Alcohol was strictly banned at the festivities. And by banned, SFPD meant no alcohol unless you really want it and promise to leave empty containers behind.
Eventually, cable cars carrying Mike Murphy, the “Front Office”, and the coaching staff made their way past, interspersed with media cars, UPS trucks, a car carrying past Giants standouts such as Jeff Leonard and Rich Aurilia, and tour vehicles. At long last, around 12:10 or so, the first players’ cable car appeared, with Cody Ross and Aaron Rowand the occupants. A number of others passed through with Madison Bumgarner, Javier Lopez, Chris Ray, Jeremy Affeldt, Juan Uribe, Panda Sandoval, Jon Sanchez and others. I was disappointed when a few clowns felt it prudent to jeer Barry Zito in a moment like this. One guy not far from me even chanted, “What’s the matter with Zito? HE’S A BUM.” Hey, how bad could Zito have hurt the Giants if you’re jeering him at a World Series victory parade?
More cable cars followed: Freddy Sanchez/Ryan Rohlinger. Willie Mota/Ramon Ramirez. Andres Torres/Darren Ford. Sergio Romo/Brian Wilson. Buster Posey/Mike Fontenot. Pat Burrell/Aubrey Huff. Tim Lincecum/Dan Runzler. And finally, Edgar Renteria/Mark DeRosa. Naturally, Posey, Lincecum and Wilson received the hugest ovations. I was unable to clap.
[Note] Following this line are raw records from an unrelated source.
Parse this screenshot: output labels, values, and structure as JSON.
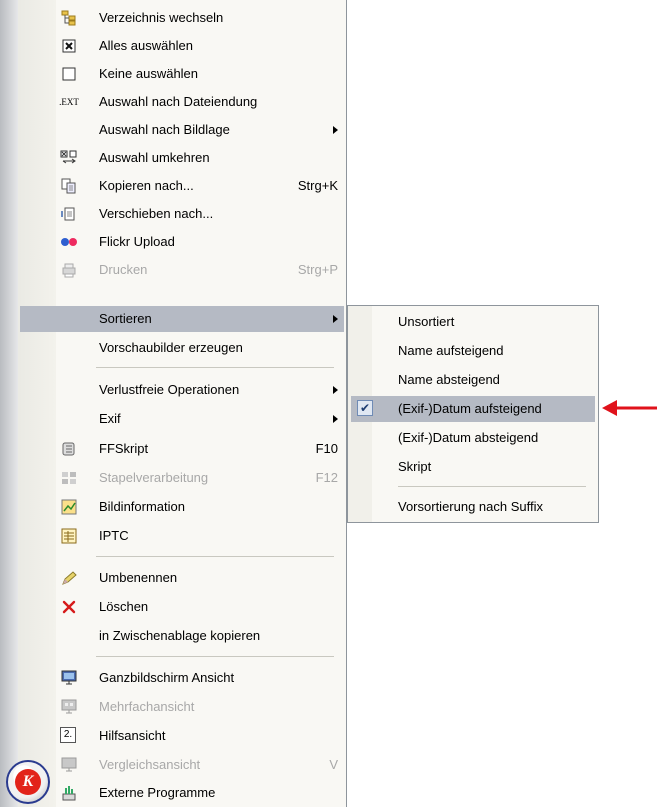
{
  "main_menu": {
    "items": [
      {
        "label": "Verzeichnis wechseln",
        "icon": "folder-tree-icon"
      },
      {
        "label": "Alles auswählen",
        "icon": "select-all-icon"
      },
      {
        "label": "Keine auswählen",
        "icon": "select-none-icon"
      },
      {
        "label": "Auswahl nach Dateiendung",
        "icon": "file-extension-icon",
        "icon_text": ".EXT"
      },
      {
        "label": "Auswahl nach Bildlage",
        "submenu": true
      },
      {
        "label": "Auswahl umkehren",
        "icon": "invert-selection-icon"
      },
      {
        "label": "Kopieren nach...",
        "shortcut": "Strg+K",
        "icon": "copy-to-icon"
      },
      {
        "label": "Verschieben nach...",
        "icon": "move-to-icon"
      },
      {
        "label": "Flickr Upload",
        "icon": "flickr-icon"
      },
      {
        "label": "Drucken",
        "shortcut": "Strg+P",
        "icon": "printer-icon",
        "disabled": true
      },
      {
        "label": "Sortieren",
        "submenu": true,
        "highlighted": true
      },
      {
        "label": "Vorschaubilder erzeugen"
      },
      {
        "label": "Verlustfreie Operationen",
        "submenu": true
      },
      {
        "label": "Exif",
        "submenu": true
      },
      {
        "label": "FFSkript",
        "shortcut": "F10",
        "icon": "script-icon"
      },
      {
        "label": "Stapelverarbeitung",
        "shortcut": "F12",
        "icon": "batch-icon",
        "disabled": true
      },
      {
        "label": "Bildinformation",
        "icon": "image-info-icon"
      },
      {
        "label": "IPTC",
        "icon": "iptc-icon"
      },
      {
        "label": "Umbenennen",
        "icon": "rename-pencil-icon"
      },
      {
        "label": "Löschen",
        "icon": "delete-x-icon"
      },
      {
        "label": "in Zwischenablage kopieren"
      },
      {
        "label": "Ganzbildschirm Ansicht",
        "icon": "fullscreen-monitor-icon"
      },
      {
        "label": "Mehrfachansicht",
        "icon": "multi-view-icon",
        "disabled": true
      },
      {
        "label": "Hilfsansicht",
        "icon": "helper-view-icon",
        "icon_text": "2."
      },
      {
        "label": "Vergleichsansicht",
        "shortcut": "V",
        "icon": "compare-view-icon",
        "disabled": true
      },
      {
        "label": "Externe Programme",
        "icon": "external-programs-icon"
      }
    ]
  },
  "sort_submenu": {
    "items": [
      {
        "label": "Unsortiert"
      },
      {
        "label": "Name aufsteigend"
      },
      {
        "label": "Name absteigend"
      },
      {
        "label": "(Exif-)Datum aufsteigend",
        "checked": true,
        "highlighted": true
      },
      {
        "label": "(Exif-)Datum absteigend"
      },
      {
        "label": "Skript"
      },
      {
        "label": "Vorsortierung nach Suffix"
      }
    ],
    "check_mark": "✔"
  },
  "app_logo": {
    "letter": "K"
  },
  "colors": {
    "highlight": "#b5bac4",
    "menu_bg": "#f9f8f4",
    "disabled_text": "#a8a8a8",
    "annotation_arrow": "#e0121b"
  }
}
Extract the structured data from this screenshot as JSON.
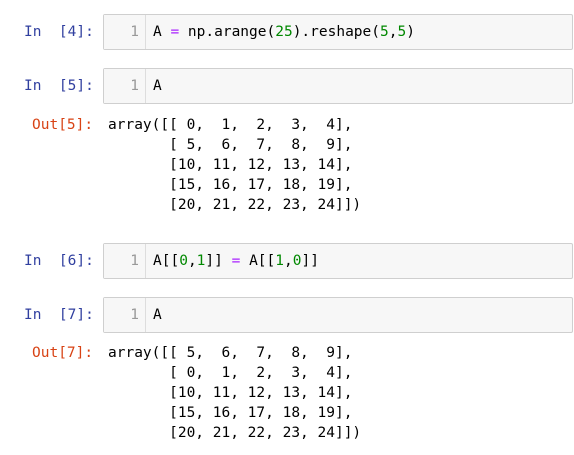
{
  "cells": [
    {
      "prompt": "In  [4]:",
      "line_number": "1",
      "code_tokens": {
        "t1": "A ",
        "t2": "=",
        "t3": " np.arange(",
        "t4": "25",
        "t5": ").reshape(",
        "t6": "5",
        "t7": ",",
        "t8": "5",
        "t9": ")"
      }
    },
    {
      "prompt": "In  [5]:",
      "line_number": "1",
      "code": "A",
      "out_prompt": "Out[5]:",
      "output": "array([[ 0,  1,  2,  3,  4],\n       [ 5,  6,  7,  8,  9],\n       [10, 11, 12, 13, 14],\n       [15, 16, 17, 18, 19],\n       [20, 21, 22, 23, 24]])"
    },
    {
      "prompt": "In  [6]:",
      "line_number": "1",
      "code_tokens": {
        "t1": "A[[",
        "t2": "0",
        "t3": ",",
        "t4": "1",
        "t5": "]] ",
        "t6": "=",
        "t7": " A[[",
        "t8": "1",
        "t9": ",",
        "t10": "0",
        "t11": "]]"
      }
    },
    {
      "prompt": "In  [7]:",
      "line_number": "1",
      "code": "A",
      "out_prompt": "Out[7]:",
      "output": "array([[ 5,  6,  7,  8,  9],\n       [ 0,  1,  2,  3,  4],\n       [10, 11, 12, 13, 14],\n       [15, 16, 17, 18, 19],\n       [20, 21, 22, 23, 24]])"
    }
  ]
}
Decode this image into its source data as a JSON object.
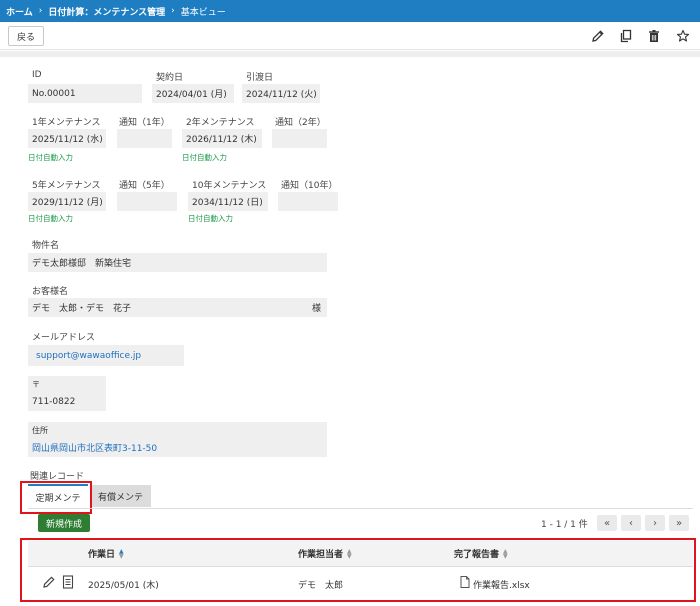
{
  "breadcrumb": {
    "home": "ホーム",
    "sep": "›",
    "app": "日付計算：メンテナンス管理",
    "view": "基本ビュー"
  },
  "toolbar": {
    "back_label": "戻る",
    "icons": [
      "pencil-icon",
      "copy-icon",
      "trash-icon",
      "star-icon"
    ]
  },
  "record": {
    "id_label": "ID",
    "id_value": "No.00001",
    "contract_label": "契約日",
    "contract_value": "2024/04/01 (月)",
    "delivery_label": "引渡日",
    "delivery_value": "2024/11/12 (火)",
    "m1_label": "1年メンテナンス",
    "m1_value": "2025/11/12 (水)",
    "m1_auto": "日付自動入力",
    "n1_label": "通知（1年）",
    "m2_label": "2年メンテナンス",
    "m2_value": "2026/11/12 (木)",
    "m2_auto": "日付自動入力",
    "n2_label": "通知（2年）",
    "m5_label": "5年メンテナンス",
    "m5_value": "2029/11/12 (月)",
    "m5_auto": "日付自動入力",
    "n5_label": "通知（5年）",
    "m10_label": "10年メンテナンス",
    "m10_value": "2034/11/12 (日)",
    "m10_auto": "日付自動入力",
    "n10_label": "通知（10年）",
    "property_label": "物件名",
    "property_value": "デモ太郎様邸　新築住宅",
    "customer_label": "お客様名",
    "customer_value": "デモ　太郎・デモ　花子",
    "customer_suffix": "様",
    "email_label": "メールアドレス",
    "email_value": "support@wawaoffice.jp",
    "zip_label": "〒",
    "zip_value": "711-0822",
    "address_label": "住所",
    "address_value": "岡山県岡山市北区表町3-11-50"
  },
  "related": {
    "label": "関連レコード",
    "tabs": [
      {
        "label": "定期メンテ",
        "active": true
      },
      {
        "label": "有償メンテ",
        "active": false
      }
    ],
    "new_button": "新規作成",
    "pager_text": "1 - 1 / 1 件",
    "pager_icons": [
      "first-page-icon",
      "prev-page-icon",
      "next-page-icon",
      "last-page-icon"
    ],
    "table": {
      "columns": [
        "作業日",
        "作業担当者",
        "完了報告書"
      ],
      "rows": [
        {
          "date": "2025/05/01 (木)",
          "staff": "デモ　太郎",
          "report": "作業報告.xlsx"
        }
      ]
    }
  },
  "colors": {
    "header": "#1f7ec2",
    "highlight": "#e2141b",
    "new_button": "#2f7d32",
    "link": "#1f6fbf",
    "auto_text": "#1a9a4a"
  }
}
You know, being squished and all.
An oddity: folks kept turning to ME for information, for some reason. Maybe because I was in reporting mode and one of few people who didn’t look confused, high, skanky or plain shady.
“Hey, are they letting people cross the street?” How should I know? I’m 10 rows deep!
“Hey, which way is Sixth Street?” It’s either west or east of here. “Thanks, bro!”
“Hey, is the parade still going on?” No, we’re all just hanging around in case another parade breaks out.
Even though I was curious to witness what was sure to be an event at Civic Center Plaza, my body ached from standing in one spot for almost 90 minutes, and standing for over two hours overall. Plus, rather than decreasing, the size of the crowd was increasing. I decided that I came to see what I wanted to see—my beloved Giants “up close” in a victory parade—and I’d head home.
Listening on KNBR, I felt better about the Zito treatment when the Civic Center crowd gave him huge applause upon his introduction. Outgoing Governor Schwarznegger spoke (amidst a majority of jeers), as did outgoing S.F. Mayor Gavin Newsom. Sabean summed it best when he told Giants fans that we “deserved it”, meaning the championship, and joked about Bochy’s head size.
Mike Krukow urged us to pay this story forward, ensuring the Giants have generations of followers to come. Brian Wilson wasn’t sure if he was high off the big win or “Prop 19”. And Aubrey Huff famously made sure to dig into his pants and procure a rally thong.
I loved the Giants then, I love them now, and I always will love them. I know this like I know I can’t have babies. But if the next title parade (likely next week) draws a crowd the size of Minnesota’s entire population, yours truly will absorb it from the comfort of his couch. GO, GIANTS!!!